The data shows that, between March to May 2018 and June to August 2018, the number of people in work was little changed, the number of unemployed people decreased but the number of people aged from 16 to 64 years not working and not seeking or available to work (economically inactive) increased.
We take a look at the headlines and the youth unemployment figures in more detail:
- There were 32.39 million people in work, little changed compared with March to May 2018 but 289,000 more than for a year earlier.
- The employment rate (the proportion of people aged from 16 to 64 years who were in work) was 75.5%, lower than for March to May 2018 (75.7%) but higher than for a year earlier (75.1%).
- There were 1.36 million unemployed people (people not in work but seeking and available to work), 47,000 fewer than for March to May 2018 and 79,000 fewer than for a year earlier.
- The unemployment rate (the number of unemployed people as a proportion of all employed and unemployed people) was 4.0%; it has not been lower since December 1974 to February 1975.
- There were 8.75 million people aged from 16 to 64 years who were economically inactive (not working and not seeking or available to work), 103,000 more than for March to May 2018 but 65,000 fewer than for a year earlier.
- The economic inactivity rate (the proportion of people aged from 16 to 64 years who were economically inactive) was 21.2%, higher than for March to May 2018 (21.0%) but lower than for year earlier (21.4%).
YOUTH EMPLOYMENT FIGURES
Within this data set young people are defined as those aged 16 – 24. Young people in full-time education are included in the employment estimates if they have a part-time job and are included in the unemployment estimates if they are seeking part time work.
For people aged from 16 to 24 years, between June to August 2017 and June to August 2018:
- the number of people in employment fell by 35,000 to 3.83 million
- the number of unemployed people fell by 60,000 to 464,000 (the lowest since comparable records for unemployment by age group began in 1992)
- the number of economically inactive people was little changed at 2.71 million (most of whom were full-time students)
For April to June 2018, the unemployment rate for 16- to 24-year-olds was 11.3%,, the lowest youth unemployment rate since comparable records for unemployment by age group began in March to May 1992. However, it was substantially higher than the unemployment rate for all people aged 16 years and over (4.0%). The unemployment rate for those aged from 16 to 24 years has been consistently higher than that for older age groups since comparable records began in 1992.
- the lowest youth unemployment rate was 11.6% for March to May 2001
What The Data Doesn’t Tell Us
ONS Data is compiled from the Labour Force Survey, whilst it is the most comprehensive of it’s kind it doesn’t tell the full story.
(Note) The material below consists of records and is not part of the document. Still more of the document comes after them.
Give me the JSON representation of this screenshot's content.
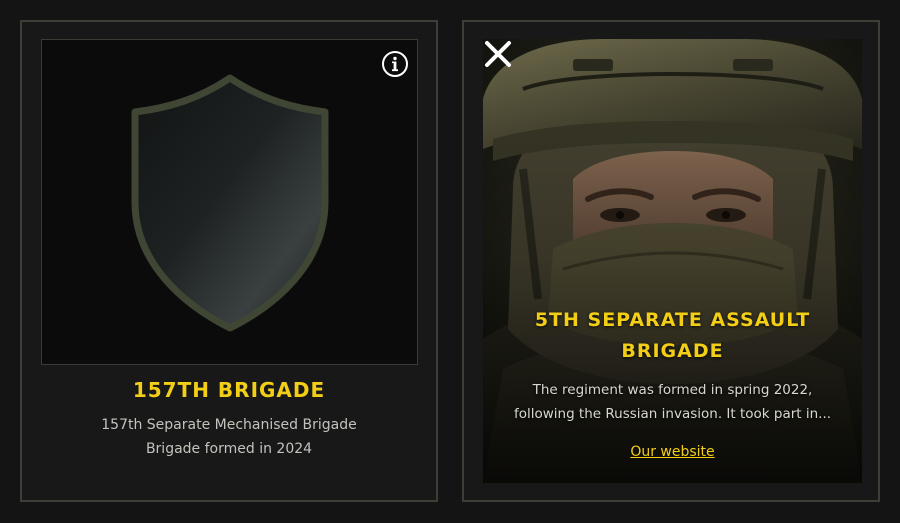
{
  "cards": [
    {
      "title": "157TH BRIGADE",
      "subtitle_lines": [
        "157th Separate Mechanised Brigade",
        "Brigade formed in 2024"
      ],
      "icon": "info-icon"
    },
    {
      "title": "5TH SEPARATE ASSAULT BRIGADE",
      "description_lines": [
        "The regiment was formed in spring 2022,",
        "following the Russian invasion. It took part in..."
      ],
      "link_label": "Our website",
      "icon": "close-icon"
    }
  ],
  "colors": {
    "accent": "#f2cf16",
    "background": "#141414",
    "card_border": "#3c3f35",
    "shield_outline": "#3f4634"
  }
}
For some time ourselves and others in the sector have been raising concerns about the young people hidden from this data. The definitions set out in the survey make it difficult for us to know the real movement of young people into work or through work programmes. There is growing concern that young people are not engaging with services like JobCentre Plus and therefore are not included in estimates and figures. If we can’t include these young people in the figures and they are unaware or unwilling to engage how can we make sure all young people get access to good quality support and opportunities?
Impetus PEF have explored the subject in detail and most recently London Youth have highlighted the issues in their Hidden in Plain Sight report. Whilst we celebrate record levels we have to question why youth unemployment numbers have moved half a percentage point in a year, we have worked together with a group of organisations to pull together a guide for working with marginalised young people.